◆ Collected data:
◇ ◇ ◇ ◇ ◇
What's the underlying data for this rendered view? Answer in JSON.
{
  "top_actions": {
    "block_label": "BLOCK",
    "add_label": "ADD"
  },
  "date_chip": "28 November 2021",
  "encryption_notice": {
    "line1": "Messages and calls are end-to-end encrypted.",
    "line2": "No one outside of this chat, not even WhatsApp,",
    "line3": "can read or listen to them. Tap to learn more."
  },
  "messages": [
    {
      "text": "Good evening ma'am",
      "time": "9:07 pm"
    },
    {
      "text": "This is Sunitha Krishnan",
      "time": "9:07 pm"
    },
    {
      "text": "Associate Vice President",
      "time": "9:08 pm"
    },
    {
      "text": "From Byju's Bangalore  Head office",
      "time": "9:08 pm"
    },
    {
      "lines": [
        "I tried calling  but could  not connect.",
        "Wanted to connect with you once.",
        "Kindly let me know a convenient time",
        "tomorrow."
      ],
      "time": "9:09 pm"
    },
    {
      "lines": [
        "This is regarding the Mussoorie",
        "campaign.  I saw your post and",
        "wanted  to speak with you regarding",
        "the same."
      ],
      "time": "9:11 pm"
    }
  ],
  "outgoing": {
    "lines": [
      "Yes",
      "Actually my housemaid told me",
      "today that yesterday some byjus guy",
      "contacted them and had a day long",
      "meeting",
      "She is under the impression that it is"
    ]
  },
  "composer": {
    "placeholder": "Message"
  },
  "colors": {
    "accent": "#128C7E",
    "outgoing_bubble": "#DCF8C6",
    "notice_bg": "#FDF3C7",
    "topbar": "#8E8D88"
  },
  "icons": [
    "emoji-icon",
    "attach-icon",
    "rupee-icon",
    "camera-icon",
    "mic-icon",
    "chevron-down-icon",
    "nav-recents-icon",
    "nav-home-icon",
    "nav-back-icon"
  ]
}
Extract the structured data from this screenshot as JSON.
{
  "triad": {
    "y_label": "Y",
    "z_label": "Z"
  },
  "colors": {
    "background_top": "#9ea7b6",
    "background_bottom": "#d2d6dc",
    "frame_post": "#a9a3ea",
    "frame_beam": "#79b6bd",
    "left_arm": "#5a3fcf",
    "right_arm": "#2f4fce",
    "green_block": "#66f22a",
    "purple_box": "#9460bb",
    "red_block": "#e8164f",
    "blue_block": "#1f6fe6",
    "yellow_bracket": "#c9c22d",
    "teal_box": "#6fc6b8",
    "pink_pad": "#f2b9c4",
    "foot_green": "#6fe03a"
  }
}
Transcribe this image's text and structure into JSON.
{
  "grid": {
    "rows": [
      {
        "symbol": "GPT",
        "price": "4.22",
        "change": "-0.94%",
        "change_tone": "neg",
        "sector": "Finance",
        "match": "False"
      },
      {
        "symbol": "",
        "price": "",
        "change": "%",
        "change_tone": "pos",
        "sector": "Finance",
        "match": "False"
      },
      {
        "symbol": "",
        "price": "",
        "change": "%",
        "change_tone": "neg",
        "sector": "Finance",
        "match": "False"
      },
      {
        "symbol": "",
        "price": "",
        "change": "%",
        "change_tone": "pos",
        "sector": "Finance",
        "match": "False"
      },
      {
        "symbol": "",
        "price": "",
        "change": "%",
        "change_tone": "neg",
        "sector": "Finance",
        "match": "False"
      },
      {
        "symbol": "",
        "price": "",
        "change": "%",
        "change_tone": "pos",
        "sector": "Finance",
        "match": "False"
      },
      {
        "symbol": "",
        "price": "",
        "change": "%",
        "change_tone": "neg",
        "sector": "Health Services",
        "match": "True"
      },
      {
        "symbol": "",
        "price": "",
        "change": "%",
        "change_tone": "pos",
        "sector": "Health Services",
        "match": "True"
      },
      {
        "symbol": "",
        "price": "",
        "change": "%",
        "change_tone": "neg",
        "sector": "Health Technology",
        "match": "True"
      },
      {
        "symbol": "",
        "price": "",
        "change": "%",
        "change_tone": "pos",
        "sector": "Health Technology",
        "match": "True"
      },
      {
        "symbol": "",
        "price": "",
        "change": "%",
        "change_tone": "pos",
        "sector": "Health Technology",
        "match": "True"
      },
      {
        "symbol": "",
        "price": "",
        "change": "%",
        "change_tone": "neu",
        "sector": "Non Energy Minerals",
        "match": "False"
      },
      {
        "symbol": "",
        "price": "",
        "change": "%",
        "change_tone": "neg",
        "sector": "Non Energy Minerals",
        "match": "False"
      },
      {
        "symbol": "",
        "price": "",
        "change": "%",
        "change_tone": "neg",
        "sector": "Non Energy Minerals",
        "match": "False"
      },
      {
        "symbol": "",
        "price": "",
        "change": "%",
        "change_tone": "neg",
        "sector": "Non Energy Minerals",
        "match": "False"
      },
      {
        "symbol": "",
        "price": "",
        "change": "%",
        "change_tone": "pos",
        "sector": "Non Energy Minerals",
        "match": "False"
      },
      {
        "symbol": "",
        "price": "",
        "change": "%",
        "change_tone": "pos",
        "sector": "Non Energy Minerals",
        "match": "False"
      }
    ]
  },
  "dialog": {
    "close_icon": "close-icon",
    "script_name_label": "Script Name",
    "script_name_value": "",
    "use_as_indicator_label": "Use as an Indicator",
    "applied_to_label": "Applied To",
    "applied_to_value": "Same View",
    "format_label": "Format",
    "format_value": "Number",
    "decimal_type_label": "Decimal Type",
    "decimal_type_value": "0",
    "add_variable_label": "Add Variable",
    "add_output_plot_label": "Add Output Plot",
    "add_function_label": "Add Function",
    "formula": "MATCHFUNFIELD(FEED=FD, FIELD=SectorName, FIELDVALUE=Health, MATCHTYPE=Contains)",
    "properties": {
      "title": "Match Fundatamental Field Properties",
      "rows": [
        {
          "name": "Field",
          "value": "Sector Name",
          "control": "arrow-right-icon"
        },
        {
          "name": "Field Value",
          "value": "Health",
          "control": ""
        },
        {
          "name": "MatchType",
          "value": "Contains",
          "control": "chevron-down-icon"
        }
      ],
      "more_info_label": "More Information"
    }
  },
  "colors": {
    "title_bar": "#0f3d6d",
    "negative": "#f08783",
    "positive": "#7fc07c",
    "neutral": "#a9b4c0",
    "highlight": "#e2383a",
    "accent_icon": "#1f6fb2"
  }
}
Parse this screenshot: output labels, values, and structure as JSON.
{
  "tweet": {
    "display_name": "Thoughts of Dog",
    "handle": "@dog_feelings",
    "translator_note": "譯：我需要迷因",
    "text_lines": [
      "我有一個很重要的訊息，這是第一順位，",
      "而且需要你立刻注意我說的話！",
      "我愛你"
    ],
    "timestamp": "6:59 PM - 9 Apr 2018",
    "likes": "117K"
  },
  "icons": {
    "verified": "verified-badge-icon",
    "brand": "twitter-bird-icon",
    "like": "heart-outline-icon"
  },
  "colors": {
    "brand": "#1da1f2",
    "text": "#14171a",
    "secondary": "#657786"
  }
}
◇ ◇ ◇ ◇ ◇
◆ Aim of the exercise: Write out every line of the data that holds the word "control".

◆ Reply to the task:
          "control": "arrow-right-icon"
          "control": ""
          "control": "chevron-down-icon"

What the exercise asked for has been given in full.